Data provided Start Marker

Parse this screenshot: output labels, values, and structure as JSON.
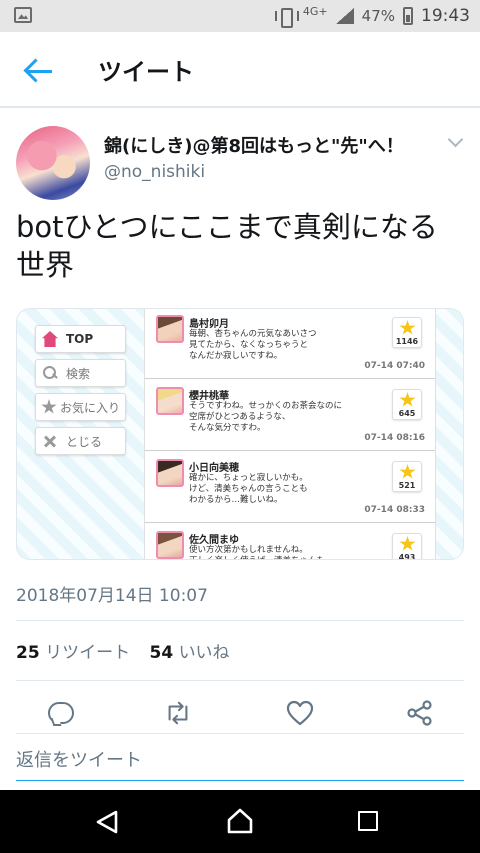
{
  "status_bar": {
    "network": "4G+",
    "battery": "47%",
    "time": "19:43"
  },
  "header": {
    "title": "ツイート"
  },
  "tweet": {
    "user_name": "錦(にしき)@第8回はもっと\"先\"へ！",
    "handle": "@no_nishiki",
    "text": "botひとつにここまで真剣になる世界",
    "date": "2018年07月14日 10:07",
    "retweet_count": "25",
    "retweet_label": "リツイート",
    "like_count": "54",
    "like_label": "いいね"
  },
  "media": {
    "nav": [
      {
        "label": "TOP",
        "icon": "home-icon"
      },
      {
        "label": "検索",
        "icon": "search-icon"
      },
      {
        "label": "お気に入り",
        "icon": "star-icon"
      },
      {
        "label": "とじる",
        "icon": "close-icon"
      }
    ],
    "items": [
      {
        "name": "島村卯月",
        "message": "毎朝、杏ちゃんの元気なあいさつ\n見てたから、なくなっちゃうと\nなんだか寂しいですね。",
        "favs": "1146",
        "time": "07-14 07:40"
      },
      {
        "name": "櫻井桃華",
        "message": "そうですわね。せっかくのお茶会なのに\n空席がひとつあるような、\nそんな気分ですわ。",
        "favs": "645",
        "time": "07-14 08:16"
      },
      {
        "name": "小日向美穂",
        "message": "確かに、ちょっと寂しいかも。\nけど、清美ちゃんの言うことも\nわかるから…難しいね。",
        "favs": "521",
        "time": "07-14 08:33"
      },
      {
        "name": "佐久間まゆ",
        "message": "使い方次第かもしれませんね。\n正しく楽しく使えば、清美ちゃんも",
        "favs": "493",
        "time": ""
      }
    ]
  },
  "reply": {
    "placeholder": "返信をツイート"
  },
  "colors": {
    "accent": "#1da1f2",
    "secondary_text": "#657786",
    "divider": "#e1e8ed"
  }
}
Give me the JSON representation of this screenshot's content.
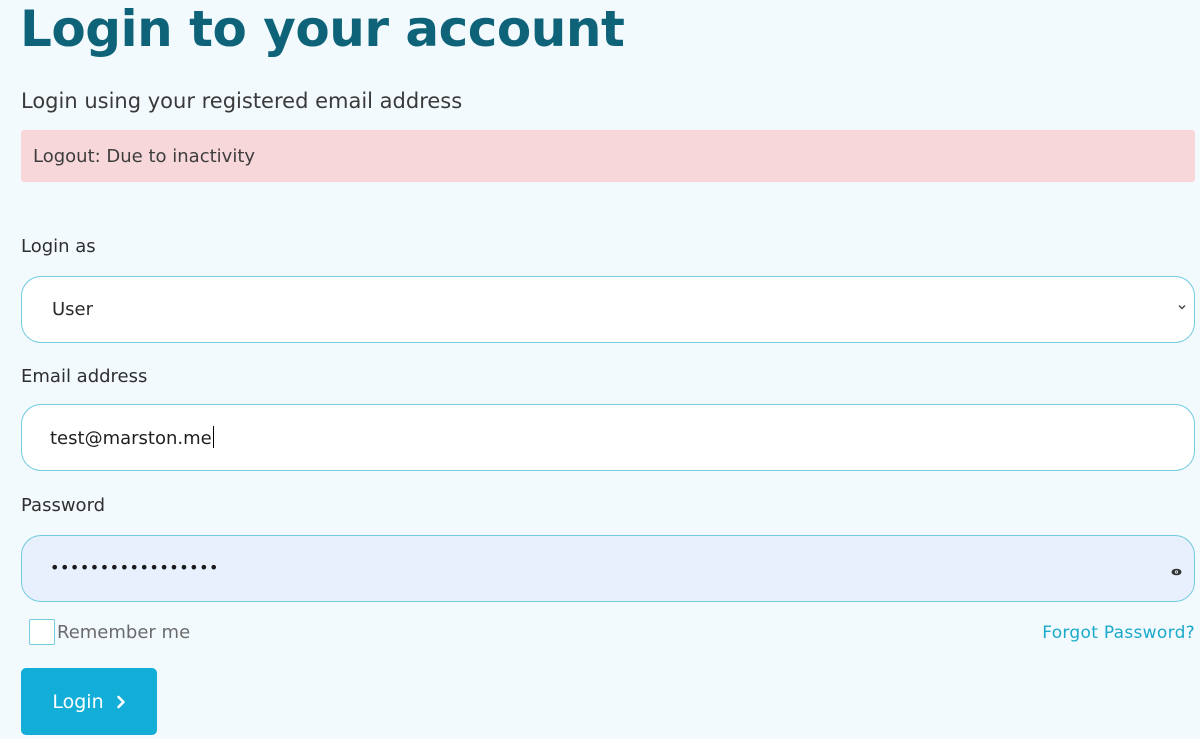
{
  "header": {
    "title": "Login to your account",
    "subtitle": "Login using your registered email address"
  },
  "alert": {
    "message": "Logout: Due to inactivity",
    "color": "#f8d7da"
  },
  "form": {
    "login_as": {
      "label": "Login as",
      "selected": "User"
    },
    "email": {
      "label": "Email address",
      "value": "test@marston.me"
    },
    "password": {
      "label": "Password",
      "masked_value": "•••••••••••••••••"
    },
    "remember_me": {
      "label": "Remember me",
      "checked": false
    },
    "forgot_password": "Forgot Password?",
    "submit_label": "Login"
  },
  "icons": {
    "select": "chevron-down-icon",
    "password": "eye-icon",
    "submit": "chevron-right-icon"
  },
  "colors": {
    "title": "#0e6379",
    "accent": "#12aed8",
    "link": "#1ba9c9",
    "field_border": "#72cbdf"
  }
}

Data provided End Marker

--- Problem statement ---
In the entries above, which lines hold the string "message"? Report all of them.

--- Written answer ---
        "message": "毎朝、杏ちゃんの元気なあいさつ\n見てたから、なくなっちゃうと\nなんだか寂しいですね。",
        "message": "そうですわね。せっかくのお茶会なのに\n空席がひとつあるような、\nそんな気分ですわ。",
        "message": "確かに、ちょっと寂しいかも。\nけど、清美ちゃんの言うことも\nわかるから…難しいね。",
        "message": "使い方次第かもしれませんね。\n正しく楽しく使えば、清美ちゃんも",
    "message": "Logout: Due to inactivity",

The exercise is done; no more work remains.